Privacy advocates are less humored. The Electronic Privacy Information Center (EPIC), joined by The Privacy Rights Clearinghouse and Consumer Watchdog and others, has filed a complaint (pdf) with the Federal Trade Commission (FTC) to order Facebook to suspend the feature. Members of the Congress have expressed public support for the complaint and have encouraged further FTC involvement. Yesterday the Connecticut Attorney General requested a meeting with Facebook to discuss photo tagging.
The concerns center less on the creepy factor, and more on Facebook’s policy of automatically enabling the feature instead of offering its users the option of enabling it themselves in the first instance. Unless Facebook users affirmatively opt-out by following a series of detailed steps on the site, they will automatically be subject to the feature and run the risk of having the system identify (or misidentify) them is photos. Further, once an automatic tagging takes place, the tag might be shared and stored without the knowledge of the user. To undo this, users are forced to search for the disclosures and then figure out how to deactivate the tags.

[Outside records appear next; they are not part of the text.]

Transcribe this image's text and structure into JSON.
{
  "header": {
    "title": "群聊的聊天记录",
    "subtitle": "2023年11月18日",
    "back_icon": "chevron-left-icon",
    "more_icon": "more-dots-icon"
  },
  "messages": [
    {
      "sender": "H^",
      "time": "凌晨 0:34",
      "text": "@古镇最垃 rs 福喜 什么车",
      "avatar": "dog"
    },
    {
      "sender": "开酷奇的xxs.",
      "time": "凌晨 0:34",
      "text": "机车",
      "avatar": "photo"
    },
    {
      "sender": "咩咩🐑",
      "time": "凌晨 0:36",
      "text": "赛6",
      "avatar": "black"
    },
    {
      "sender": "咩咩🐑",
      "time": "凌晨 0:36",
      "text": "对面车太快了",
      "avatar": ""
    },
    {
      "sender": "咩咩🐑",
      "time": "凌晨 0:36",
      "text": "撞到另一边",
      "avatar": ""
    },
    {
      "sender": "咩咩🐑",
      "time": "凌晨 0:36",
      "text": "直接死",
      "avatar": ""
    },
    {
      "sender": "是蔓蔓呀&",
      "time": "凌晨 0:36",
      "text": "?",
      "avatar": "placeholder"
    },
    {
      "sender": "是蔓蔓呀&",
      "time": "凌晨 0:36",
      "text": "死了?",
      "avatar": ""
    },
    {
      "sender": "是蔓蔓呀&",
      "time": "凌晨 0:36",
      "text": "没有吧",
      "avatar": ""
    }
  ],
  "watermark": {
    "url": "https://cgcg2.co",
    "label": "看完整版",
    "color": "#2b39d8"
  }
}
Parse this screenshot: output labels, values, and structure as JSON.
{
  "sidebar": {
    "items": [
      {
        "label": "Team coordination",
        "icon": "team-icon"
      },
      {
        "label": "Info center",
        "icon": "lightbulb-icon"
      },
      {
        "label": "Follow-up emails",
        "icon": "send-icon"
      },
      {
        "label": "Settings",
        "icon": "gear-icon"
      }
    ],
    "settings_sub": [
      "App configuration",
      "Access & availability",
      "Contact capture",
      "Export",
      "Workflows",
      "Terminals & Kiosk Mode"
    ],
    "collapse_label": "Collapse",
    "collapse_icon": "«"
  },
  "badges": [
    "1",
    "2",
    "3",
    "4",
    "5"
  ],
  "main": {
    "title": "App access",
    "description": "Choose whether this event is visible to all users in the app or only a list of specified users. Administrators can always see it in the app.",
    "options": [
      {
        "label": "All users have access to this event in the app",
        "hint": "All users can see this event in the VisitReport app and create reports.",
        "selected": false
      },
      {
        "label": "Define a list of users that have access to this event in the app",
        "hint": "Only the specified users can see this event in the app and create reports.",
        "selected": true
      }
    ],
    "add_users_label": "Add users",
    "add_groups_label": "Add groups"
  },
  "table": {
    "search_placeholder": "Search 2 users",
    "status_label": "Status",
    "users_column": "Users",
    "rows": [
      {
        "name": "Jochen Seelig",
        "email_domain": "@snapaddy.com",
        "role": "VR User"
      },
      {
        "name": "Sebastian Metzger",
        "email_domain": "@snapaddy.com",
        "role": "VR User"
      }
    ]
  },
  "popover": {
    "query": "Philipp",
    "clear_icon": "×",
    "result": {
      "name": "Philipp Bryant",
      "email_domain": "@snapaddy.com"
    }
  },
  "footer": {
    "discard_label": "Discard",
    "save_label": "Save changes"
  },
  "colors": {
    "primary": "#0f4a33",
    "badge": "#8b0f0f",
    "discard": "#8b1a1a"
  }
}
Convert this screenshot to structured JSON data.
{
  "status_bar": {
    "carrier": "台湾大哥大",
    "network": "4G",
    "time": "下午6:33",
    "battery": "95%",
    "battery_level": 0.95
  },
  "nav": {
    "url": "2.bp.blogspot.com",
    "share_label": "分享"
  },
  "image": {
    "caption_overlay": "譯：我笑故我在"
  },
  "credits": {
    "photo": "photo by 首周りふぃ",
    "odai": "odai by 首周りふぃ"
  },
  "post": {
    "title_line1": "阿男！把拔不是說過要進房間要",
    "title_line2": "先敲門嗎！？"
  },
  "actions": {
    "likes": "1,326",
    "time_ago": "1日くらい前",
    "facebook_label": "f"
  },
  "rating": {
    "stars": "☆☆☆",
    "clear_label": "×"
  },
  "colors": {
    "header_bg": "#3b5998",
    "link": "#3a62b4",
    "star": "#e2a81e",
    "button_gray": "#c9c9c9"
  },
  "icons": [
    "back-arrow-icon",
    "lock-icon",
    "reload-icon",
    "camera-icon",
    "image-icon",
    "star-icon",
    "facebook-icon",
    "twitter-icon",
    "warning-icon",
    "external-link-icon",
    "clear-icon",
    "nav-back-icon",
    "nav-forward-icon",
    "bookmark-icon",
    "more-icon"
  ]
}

Facebook defends opting-out by pointing out that the policy facilitates “sharing” and “community building,” concepts that all Facebook users buy into when they sign up for the service. But some commentators are suggesting ulterior motives – that by capturing identity information from unwitting users and those less savvy about navigating the (somewhat confusing) privacy settings, Facebook is mining for data in an attempt to “inflating its commercial value as it nears an initial public offering.”
Facebook is certainly no stranger to privacy objections. EPIC has now filed three complaints with the FTC questioning Facebook privacy settings and challenging the dissemination of address and phone information to third-parties. Facebook has also been listed as a defendant in at least a dozen cases involving privacy concerns, the two most notable of which are the In re Facebook Privacy Litigation (5:10cv02389) case currently making its way through the Northern District of California court system and a class action complaint (2011 WL 1663627) filed in the Eastern District of New York just last month alleging that Facebook misappropriated the names and likeness of minors without parental consent.*
But it remains unclear whether any laws have been broken or rights violated. Courts have long held that there is no expectation of privacy in information an individual knowingly exposes to the public. See e.g. California v. Greenwood, 486 U.S. 35 (1988). Nor was I able to find any case drawing into question the practice of up-front gathering of personal information on websites for behavioral or advertising purposes.
To date, no court has ruled against Facebook in a case with wide ranging privacy implications.
*I searched Westlaw for Complaints against Facebook using the following terms and connectors in FILING-ALL:
(TI,PR(FACEBOOK) & (PRIVACY /3 INV! ACT SETTING CONCERN) & (CONSUMER /3 PROTECT!) (UNFAIR! /3 COMPET!)) & ((DT(COMPLAINT PETITION) % DT(BRIEF MOTION MEMORAN! REPLY RESPONSE ANSWER COUNTER-CLAIM COUNTER-PETITION CROSS-CLAIM COUNTER-COMPLAINT COUNTER-SUIT)))